In addition to themes, the formal structure above is cross-connected by subgroups, centres, partnerships, seminars and a host of less formal mechanisms, which bring together members from different groups to collaborate.
The undergraduate course has proved to be extremely popular and successful, attracting students from all around the world with an annual intake of over 300. It is four years in length with largely common courses for the first two years followed by a choice of options in later years. This distinctive structure gives plenty of opportunity for innovation and development. Modules are constantly being introduced and updated to reflect advances in engineering, including the Department's research themes. This often involves new ways of collaborating with other departments.
Industry and Entrepreneurship
Annual research income is over GBP30M. One third of this income comes from collaboration with industry; generating knowledge for companies that can be translated into new and improved products and services. Research income strategy is driven by the intent to address systems-level research challenges with integrated, collaborative approaches. Larger grants of longer duration are needed, which matches the trend seen in sponsors’ calls. Industrial support through long-term strategic partnerships is seen as essential for maintaining diversity in the portfolio and keeping the research relevant. Resources are prioritised to support major bids, industrial relationships and, in addition, opportunities for early career researchers, such as fellowships. Staff and students are also encouraged and supported in entrepreneurship and have formed over 50 spin-out and start-up companies.

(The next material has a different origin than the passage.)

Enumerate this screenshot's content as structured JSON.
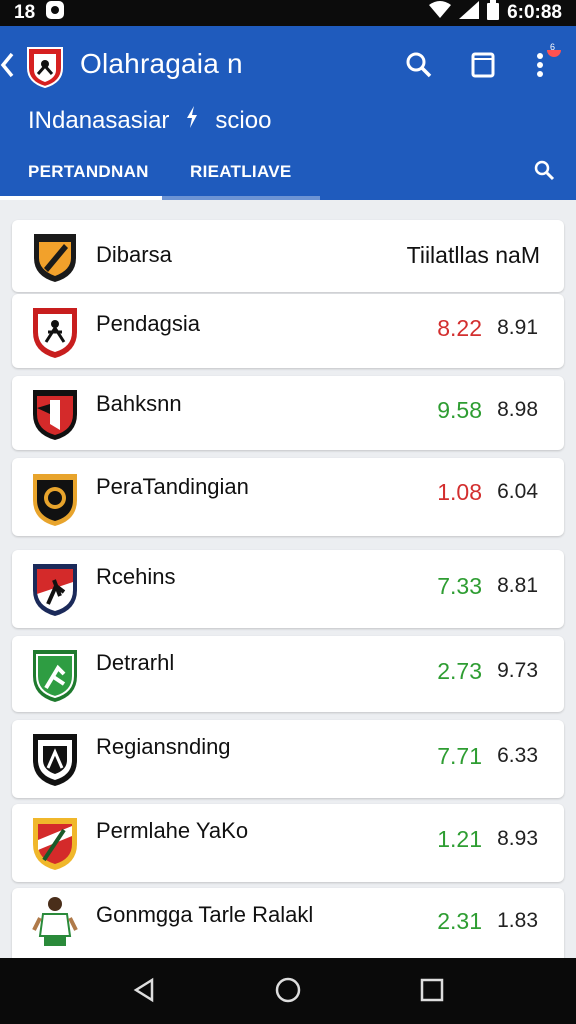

The Department moved to Trumpington Street in 1920 thanks to a generous donation from an alumnus, Sir Dorabji Tata. This central city site remains the prime location for teaching and much of the Department's research, but needs improvement and upgrading. The Department also continues to increase its footprint on the West Cambridge Site, primarily for research laboratories. Over GBP23M has been spent on developments on this site and at West Cambridge from 2008 to 2013. Donations have played a key role.
For teaching, the aim is to provide facilities that are not only functional, but also cast engineering in the right light to students, prospective students and visiting school children. Research infrastructure strategy is driven by the need to provide academics with sufficient high-quality space to accommodate their research students and staff, who need facilities for physical experiments alongside those for theory and modelling, reflecting a Department strength in the fundamental analysis of physical phenomena. In addition to space for the divisions focussed on their disciplinary strengths, the research income and thematic strategies have created a growing need for flexible multidisciplinary space.
The Department is working closely with the University's Development Office with objectives to invest in students, posts and infrastructure and to build ever stronger links with other institutions and companies across the world. There are three main thrusts to the Department's Development Campaign:
- Engineering Foundations to create teaching and research facilities worthy of one of the best engineering departments in the world.
- Engineering Frontiers to create new posts that secure the Department's future and push the boundaries of engineering in alignment with our research strategy.
- Engineering Futures to nurture the next generation of engineering leaders from school to the start of their careers with a particular focus on PhD scholarships, postdoctoral fellowships and outreach to schools.
Please contact Philip Guildford, Director of Research (+44 (0)1223 332671), if you wish to:
- learn more about the Department’s strategy,
- collaborate in the Department’s research programme as a sponsor, industrial partner or entrepreneur, or
- support the Department’s fundraising campaign.
Those with local access can reach the internal strategy page and download additional documents.